The partners will work to develop and distribute IROA Technologies' kit for chemically labeling metabolites for mass spectrometry analysis.
The company is also developing a next-generation sequencing product that may be applied at the point of need to test for bloodstream infections and later as a liquid biopsy for cancer.
As part of the agreement, the organizations will develop a joint Seattle-Shenzhen Institute.
The tools the partners plan to develop will help researchers optimize genomic analysis workflows and better identify links between genes and disease.
The partners will develop a new product using MBio's multiplex, point-of-care testing system and Roka's experience in food safety testing.
The partners plan to develop a computational platform that automates pipelines and processes for biomarker discovery, drug recovery and repositioning, and more.
The companies will collaborate on a test to evaluate programmed death-ligand 1 protein expression levels in tumor tissue and its microenvironment.
The innovation hub will be fully operational by end of 2016 or in early 2017 and will be headquartered in the Cambridge Biomedical Campus.
The new release offers faster biomedical literature searches and delivers contextually relevant results to life sciences and healthcare professionals.

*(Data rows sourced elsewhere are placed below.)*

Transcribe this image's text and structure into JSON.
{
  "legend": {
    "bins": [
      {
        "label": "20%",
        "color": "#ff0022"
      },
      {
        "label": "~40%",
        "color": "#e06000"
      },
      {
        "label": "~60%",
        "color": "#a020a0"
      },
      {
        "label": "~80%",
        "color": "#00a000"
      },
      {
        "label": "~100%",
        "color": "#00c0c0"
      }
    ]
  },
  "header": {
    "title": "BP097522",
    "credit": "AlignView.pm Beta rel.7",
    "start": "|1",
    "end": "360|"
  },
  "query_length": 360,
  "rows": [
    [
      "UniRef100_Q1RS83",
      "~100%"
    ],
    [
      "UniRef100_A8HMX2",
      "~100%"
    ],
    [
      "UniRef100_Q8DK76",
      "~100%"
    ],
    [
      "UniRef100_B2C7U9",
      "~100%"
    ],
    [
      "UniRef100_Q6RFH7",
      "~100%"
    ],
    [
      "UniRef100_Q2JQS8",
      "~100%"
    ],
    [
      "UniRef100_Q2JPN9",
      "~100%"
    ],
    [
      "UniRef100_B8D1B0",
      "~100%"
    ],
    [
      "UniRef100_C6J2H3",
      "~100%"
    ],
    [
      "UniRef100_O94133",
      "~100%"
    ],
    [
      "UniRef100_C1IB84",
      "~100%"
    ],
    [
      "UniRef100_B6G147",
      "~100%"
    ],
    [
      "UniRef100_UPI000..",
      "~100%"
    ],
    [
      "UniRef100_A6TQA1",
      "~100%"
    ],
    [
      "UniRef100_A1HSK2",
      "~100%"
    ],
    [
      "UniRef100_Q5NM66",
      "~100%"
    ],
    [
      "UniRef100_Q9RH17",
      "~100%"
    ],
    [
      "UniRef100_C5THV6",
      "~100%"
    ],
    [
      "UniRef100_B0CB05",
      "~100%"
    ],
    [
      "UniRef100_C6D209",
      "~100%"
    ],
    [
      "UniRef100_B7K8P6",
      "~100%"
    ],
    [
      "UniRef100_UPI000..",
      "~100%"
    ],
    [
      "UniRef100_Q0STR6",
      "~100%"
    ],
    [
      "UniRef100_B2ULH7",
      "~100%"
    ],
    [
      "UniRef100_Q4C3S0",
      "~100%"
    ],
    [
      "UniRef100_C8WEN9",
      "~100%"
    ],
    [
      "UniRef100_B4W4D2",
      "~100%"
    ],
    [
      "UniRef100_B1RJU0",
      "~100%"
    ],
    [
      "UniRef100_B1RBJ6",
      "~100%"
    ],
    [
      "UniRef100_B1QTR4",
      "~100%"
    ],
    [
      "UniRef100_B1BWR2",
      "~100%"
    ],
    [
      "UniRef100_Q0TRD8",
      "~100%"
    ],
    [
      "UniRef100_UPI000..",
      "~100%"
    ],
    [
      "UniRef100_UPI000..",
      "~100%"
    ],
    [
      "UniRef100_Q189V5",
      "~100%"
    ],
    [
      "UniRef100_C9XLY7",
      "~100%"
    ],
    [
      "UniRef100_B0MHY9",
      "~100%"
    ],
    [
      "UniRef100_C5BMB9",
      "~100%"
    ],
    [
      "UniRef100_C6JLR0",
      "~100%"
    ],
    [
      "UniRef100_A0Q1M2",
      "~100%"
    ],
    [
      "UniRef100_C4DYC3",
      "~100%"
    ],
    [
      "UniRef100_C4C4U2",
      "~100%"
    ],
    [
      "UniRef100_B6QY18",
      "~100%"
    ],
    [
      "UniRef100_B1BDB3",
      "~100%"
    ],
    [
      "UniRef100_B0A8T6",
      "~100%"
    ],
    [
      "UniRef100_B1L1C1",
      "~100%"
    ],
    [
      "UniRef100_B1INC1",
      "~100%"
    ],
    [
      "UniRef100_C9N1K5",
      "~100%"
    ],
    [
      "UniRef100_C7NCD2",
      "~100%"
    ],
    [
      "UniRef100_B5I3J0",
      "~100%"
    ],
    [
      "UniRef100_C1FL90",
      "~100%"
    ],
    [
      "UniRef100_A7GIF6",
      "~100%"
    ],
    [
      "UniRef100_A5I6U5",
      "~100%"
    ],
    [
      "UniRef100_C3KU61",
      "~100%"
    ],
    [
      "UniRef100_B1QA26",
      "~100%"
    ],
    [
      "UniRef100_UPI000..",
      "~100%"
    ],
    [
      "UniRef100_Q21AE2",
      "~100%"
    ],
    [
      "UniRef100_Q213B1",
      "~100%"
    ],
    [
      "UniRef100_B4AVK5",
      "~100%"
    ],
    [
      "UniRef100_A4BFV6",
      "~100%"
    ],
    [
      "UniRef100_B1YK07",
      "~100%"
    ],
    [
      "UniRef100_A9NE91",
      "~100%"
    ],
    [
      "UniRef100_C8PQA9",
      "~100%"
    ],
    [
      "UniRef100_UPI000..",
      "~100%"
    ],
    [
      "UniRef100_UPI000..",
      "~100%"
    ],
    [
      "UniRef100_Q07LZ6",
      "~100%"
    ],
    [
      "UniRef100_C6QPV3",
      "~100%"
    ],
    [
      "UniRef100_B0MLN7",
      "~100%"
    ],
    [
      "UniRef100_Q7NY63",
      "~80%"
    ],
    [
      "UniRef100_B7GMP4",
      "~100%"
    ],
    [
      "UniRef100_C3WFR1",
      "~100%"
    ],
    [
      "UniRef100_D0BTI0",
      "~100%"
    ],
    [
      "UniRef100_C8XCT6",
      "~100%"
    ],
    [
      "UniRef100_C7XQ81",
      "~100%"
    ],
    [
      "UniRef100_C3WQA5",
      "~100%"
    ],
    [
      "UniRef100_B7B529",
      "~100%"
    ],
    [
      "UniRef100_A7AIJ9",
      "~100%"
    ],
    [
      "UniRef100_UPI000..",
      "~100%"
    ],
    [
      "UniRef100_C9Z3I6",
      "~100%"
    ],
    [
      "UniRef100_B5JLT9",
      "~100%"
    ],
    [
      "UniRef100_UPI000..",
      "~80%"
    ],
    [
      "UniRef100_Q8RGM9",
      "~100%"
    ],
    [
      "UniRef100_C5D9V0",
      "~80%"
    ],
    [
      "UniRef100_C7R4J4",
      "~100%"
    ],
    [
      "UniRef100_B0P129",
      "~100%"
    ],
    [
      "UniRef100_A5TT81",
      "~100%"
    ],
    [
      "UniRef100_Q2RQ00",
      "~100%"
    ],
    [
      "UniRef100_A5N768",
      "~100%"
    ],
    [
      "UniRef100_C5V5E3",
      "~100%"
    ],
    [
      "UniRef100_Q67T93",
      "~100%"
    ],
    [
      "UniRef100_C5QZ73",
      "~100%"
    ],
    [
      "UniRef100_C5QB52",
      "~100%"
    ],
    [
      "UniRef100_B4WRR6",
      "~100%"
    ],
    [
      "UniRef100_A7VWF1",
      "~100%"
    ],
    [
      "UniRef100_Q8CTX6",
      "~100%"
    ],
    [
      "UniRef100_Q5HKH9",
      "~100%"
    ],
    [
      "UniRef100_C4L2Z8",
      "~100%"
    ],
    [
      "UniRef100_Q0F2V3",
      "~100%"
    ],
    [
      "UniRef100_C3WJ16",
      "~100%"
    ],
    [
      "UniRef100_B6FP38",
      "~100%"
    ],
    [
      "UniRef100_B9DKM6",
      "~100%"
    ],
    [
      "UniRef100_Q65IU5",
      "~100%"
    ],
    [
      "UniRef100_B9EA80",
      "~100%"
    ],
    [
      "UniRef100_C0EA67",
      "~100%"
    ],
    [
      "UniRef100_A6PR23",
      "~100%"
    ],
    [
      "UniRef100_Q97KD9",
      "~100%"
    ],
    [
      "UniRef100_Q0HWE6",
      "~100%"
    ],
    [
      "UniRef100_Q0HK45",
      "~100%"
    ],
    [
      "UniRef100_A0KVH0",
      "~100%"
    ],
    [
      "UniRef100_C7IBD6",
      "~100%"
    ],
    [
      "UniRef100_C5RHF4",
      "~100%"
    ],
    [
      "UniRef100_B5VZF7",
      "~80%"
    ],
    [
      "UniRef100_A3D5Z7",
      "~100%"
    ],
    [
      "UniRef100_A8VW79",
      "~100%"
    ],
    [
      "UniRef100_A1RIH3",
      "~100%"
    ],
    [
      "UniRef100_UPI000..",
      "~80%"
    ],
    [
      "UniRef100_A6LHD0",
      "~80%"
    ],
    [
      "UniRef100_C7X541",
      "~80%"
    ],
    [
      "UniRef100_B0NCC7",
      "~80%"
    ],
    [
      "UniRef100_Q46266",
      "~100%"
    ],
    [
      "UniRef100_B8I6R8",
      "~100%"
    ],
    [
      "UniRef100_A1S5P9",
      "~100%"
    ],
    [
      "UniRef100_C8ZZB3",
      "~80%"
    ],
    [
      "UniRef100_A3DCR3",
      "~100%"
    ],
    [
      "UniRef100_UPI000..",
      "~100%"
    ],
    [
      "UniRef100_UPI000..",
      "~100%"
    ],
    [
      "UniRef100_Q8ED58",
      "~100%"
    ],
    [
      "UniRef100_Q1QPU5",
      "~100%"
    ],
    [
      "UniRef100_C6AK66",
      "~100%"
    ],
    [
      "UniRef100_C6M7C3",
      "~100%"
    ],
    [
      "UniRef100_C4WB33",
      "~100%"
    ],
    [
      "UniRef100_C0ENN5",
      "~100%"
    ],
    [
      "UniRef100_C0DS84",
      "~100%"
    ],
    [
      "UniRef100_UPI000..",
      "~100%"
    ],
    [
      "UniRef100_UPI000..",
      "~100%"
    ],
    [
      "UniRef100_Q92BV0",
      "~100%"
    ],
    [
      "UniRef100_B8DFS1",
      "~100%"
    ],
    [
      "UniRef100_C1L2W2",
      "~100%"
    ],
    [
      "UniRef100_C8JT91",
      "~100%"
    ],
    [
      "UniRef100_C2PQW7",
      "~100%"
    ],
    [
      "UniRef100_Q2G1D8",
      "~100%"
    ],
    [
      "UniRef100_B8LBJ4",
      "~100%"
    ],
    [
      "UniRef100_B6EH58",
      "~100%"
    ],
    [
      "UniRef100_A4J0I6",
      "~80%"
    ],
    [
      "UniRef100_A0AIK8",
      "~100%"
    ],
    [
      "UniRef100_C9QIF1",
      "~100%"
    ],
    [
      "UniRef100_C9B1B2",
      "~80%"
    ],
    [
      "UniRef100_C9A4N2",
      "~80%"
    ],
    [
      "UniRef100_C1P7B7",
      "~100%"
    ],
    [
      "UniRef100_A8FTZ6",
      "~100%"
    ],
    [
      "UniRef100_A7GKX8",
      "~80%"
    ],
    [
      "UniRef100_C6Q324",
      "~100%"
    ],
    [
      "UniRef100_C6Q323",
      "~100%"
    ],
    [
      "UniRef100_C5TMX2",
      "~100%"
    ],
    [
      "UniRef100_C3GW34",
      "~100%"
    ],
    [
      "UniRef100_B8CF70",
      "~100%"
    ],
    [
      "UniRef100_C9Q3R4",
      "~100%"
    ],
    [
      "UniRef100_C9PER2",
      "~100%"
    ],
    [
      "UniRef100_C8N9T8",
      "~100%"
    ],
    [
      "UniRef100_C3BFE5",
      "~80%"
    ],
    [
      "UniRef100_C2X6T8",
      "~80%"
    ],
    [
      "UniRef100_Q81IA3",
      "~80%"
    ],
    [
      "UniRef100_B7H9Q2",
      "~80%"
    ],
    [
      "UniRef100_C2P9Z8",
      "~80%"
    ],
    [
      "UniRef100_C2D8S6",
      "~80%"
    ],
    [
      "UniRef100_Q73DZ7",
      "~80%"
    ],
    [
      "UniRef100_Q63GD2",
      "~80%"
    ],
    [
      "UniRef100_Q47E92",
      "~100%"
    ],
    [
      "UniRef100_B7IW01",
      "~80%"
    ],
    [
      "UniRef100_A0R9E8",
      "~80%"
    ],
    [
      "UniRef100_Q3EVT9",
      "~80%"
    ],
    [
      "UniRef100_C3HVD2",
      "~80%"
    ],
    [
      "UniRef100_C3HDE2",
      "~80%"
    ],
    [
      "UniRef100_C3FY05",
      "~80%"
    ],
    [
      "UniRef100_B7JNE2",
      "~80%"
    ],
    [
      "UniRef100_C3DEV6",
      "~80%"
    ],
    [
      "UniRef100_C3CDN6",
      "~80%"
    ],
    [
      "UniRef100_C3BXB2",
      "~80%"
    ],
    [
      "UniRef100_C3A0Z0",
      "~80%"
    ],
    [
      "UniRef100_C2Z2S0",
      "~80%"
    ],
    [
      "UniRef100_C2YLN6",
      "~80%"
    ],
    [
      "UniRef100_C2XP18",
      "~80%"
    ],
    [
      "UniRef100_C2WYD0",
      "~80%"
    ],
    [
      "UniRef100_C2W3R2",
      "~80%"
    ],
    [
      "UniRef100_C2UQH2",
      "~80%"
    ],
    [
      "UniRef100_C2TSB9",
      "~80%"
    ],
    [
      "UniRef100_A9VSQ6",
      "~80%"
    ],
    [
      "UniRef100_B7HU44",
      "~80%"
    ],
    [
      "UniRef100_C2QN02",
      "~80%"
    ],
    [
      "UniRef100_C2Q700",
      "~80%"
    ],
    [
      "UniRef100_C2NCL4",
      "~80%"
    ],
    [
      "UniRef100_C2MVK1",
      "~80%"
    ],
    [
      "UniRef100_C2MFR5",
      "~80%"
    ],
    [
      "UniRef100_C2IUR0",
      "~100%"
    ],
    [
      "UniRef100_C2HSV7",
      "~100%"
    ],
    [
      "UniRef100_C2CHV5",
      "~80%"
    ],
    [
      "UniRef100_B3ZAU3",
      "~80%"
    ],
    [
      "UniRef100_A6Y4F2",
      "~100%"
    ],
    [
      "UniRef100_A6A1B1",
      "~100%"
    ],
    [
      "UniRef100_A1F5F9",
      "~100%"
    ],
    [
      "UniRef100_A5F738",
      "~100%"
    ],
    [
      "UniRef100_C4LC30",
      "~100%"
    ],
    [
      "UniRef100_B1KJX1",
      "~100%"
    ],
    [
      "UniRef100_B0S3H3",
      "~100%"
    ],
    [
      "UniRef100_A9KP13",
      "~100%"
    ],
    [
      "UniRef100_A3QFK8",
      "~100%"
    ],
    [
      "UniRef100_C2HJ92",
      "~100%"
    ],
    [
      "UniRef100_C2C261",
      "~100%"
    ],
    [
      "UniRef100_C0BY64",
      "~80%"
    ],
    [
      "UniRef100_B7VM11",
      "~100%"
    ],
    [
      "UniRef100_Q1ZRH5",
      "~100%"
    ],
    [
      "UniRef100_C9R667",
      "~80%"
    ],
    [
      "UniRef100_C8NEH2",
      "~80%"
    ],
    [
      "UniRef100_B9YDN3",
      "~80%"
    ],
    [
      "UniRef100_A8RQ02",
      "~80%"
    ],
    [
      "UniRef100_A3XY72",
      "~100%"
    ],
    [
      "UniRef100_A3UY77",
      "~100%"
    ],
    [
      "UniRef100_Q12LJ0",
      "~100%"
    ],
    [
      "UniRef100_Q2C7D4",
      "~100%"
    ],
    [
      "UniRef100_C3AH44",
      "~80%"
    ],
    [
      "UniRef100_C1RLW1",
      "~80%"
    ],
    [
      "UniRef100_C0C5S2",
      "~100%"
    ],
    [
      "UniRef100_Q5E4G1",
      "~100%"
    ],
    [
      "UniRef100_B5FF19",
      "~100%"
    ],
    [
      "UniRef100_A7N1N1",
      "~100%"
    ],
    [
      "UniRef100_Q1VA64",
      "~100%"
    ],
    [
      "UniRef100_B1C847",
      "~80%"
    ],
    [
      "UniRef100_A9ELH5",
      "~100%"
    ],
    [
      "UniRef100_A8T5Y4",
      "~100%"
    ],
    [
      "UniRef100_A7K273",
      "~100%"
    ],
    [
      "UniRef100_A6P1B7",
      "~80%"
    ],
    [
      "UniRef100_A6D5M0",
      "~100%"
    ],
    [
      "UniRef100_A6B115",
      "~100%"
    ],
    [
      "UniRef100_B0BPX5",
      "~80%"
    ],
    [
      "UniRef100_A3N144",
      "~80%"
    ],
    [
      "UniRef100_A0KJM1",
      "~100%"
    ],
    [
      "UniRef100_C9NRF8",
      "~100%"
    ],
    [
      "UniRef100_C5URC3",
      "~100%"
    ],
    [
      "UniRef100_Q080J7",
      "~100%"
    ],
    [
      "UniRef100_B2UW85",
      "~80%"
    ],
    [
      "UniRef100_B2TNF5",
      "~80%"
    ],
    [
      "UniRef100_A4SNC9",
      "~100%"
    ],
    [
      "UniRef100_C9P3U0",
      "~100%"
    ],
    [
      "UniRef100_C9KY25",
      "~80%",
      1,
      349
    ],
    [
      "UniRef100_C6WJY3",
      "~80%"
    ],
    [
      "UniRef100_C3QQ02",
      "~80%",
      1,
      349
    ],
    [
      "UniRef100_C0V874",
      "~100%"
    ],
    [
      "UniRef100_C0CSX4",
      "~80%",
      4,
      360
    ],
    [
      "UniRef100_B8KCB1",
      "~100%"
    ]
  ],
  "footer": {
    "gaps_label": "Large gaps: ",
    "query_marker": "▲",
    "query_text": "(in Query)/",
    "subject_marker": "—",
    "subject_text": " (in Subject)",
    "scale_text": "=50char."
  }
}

In Science this week: genetic target for urothelial bladder cancer treatment, and more.
At the Conversation, the University of Oxford's Michael Macklay writes that learning genetic risk of disease is a personal decision.
Two dozen scientific organizations have endorsed the March for Science, according to ScienceInsider.
Researchers in Japan describe a chimpanzee with a chromosomal abnormality similar to human Down syndrome, Mashable reports.